A northern California redwood coastline of 500-plus acres will soon be donated to the descendants of Native American Tribes of the InterTribal Sinkyone Wilderness Council.
Ten tribes will be responsible for the protection of the land, as well as an “act of cultural empowerment and celebration of indigenous resilience.” The forest will be renamed Tc’ih-Léh-Dûñ (pronounced tsih-ih-LEY-duhn), which means Fish Run Place. It is part of a stepping-stone movement to return homelands to indigenous people, a movement called Land Back.
The return of the California Redwood land was announced January 25, by Priscilla Hunter, a member of the Coyote Valley Band of Pomo Indians.
“It’s a real blessing. It’s like a healing for our ancestors,” Hunter said. “I know our ancestors are happy. This was given to us to protect.”
The conservation effort has contributed a variety of berry bushes and the protection of endangered animals. The plan is to rely on a mixture of Indigenous place-based land principles, conservation science, climate adaptation, and fire resiliency concepts to heal and preserve the area.
About two years ago, InterTribal Sinkyone Wilderness Council had purchased $3.5 million of land, funded by the Pacific Gas & Electric Co. to mitigate other emotional damage by the utility. The money provided habitat for the endangered northern spotted owl and marbled murrelet, a small seabird.
The importance of the indigenous guardianship protects the land. This donation will add 500 acres to the 180,000 acres along the Sinkyone coast.

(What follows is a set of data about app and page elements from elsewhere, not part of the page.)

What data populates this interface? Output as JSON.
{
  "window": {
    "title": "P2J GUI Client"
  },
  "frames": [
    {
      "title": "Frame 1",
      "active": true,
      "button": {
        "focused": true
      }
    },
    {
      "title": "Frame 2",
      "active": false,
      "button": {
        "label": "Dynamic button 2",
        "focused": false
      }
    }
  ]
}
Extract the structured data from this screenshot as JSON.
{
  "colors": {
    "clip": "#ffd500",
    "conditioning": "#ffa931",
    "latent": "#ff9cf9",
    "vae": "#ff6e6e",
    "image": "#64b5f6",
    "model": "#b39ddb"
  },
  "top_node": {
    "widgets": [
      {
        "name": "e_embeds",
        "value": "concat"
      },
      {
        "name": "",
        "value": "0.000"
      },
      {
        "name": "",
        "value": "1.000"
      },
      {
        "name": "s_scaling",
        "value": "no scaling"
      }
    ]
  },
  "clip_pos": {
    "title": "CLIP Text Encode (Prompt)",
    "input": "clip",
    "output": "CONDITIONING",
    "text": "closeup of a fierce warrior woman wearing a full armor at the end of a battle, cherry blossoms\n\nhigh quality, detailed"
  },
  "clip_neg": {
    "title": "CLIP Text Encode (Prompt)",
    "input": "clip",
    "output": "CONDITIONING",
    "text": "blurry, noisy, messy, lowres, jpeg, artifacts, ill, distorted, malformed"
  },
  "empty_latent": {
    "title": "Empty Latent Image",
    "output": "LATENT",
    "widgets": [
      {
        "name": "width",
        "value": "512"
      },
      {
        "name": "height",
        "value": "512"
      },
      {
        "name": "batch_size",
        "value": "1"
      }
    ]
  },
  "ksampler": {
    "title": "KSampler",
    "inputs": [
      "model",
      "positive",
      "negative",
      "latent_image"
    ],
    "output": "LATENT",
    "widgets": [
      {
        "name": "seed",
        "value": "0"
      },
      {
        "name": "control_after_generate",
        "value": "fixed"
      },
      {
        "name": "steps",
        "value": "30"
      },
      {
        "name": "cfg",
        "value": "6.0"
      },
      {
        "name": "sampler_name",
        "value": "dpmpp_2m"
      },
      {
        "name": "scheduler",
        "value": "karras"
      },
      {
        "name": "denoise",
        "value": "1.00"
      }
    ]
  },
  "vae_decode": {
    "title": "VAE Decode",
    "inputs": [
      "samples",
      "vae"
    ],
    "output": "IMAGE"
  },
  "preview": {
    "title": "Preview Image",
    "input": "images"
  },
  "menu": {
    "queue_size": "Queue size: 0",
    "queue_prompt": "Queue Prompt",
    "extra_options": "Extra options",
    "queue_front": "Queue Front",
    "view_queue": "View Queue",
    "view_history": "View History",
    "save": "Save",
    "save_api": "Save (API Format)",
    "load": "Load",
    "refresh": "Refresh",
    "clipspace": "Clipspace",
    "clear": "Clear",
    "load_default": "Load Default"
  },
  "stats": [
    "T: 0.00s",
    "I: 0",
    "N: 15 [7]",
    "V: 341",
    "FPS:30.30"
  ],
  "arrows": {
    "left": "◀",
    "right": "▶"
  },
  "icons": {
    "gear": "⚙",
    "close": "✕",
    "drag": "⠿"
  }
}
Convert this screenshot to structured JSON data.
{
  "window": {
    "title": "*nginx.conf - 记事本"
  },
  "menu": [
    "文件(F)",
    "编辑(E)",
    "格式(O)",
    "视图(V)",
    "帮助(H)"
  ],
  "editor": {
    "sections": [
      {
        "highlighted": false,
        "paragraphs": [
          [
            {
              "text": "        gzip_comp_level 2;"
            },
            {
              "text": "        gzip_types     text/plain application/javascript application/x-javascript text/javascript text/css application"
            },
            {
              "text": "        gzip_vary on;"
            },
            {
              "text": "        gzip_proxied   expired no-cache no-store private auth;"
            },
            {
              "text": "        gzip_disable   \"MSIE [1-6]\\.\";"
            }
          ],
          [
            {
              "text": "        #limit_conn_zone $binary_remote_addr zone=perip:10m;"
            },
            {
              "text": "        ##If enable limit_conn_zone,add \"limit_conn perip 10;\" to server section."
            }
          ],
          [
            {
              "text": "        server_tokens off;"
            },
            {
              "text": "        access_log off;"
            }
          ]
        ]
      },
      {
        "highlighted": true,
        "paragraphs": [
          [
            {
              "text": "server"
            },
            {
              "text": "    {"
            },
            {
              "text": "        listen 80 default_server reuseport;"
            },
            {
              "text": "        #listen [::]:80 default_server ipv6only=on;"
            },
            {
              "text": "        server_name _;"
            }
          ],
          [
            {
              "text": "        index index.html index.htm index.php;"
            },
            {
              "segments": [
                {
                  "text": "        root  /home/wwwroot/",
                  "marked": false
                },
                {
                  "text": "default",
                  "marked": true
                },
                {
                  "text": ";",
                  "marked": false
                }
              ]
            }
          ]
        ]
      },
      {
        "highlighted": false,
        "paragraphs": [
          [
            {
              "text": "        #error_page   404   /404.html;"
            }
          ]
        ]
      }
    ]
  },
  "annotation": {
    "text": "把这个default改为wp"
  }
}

Indigenous people worldwide play a key role in environmental stewardship. They represent about 5% of the world’s population and manage roughly 20% to 25% of the Earth’s land.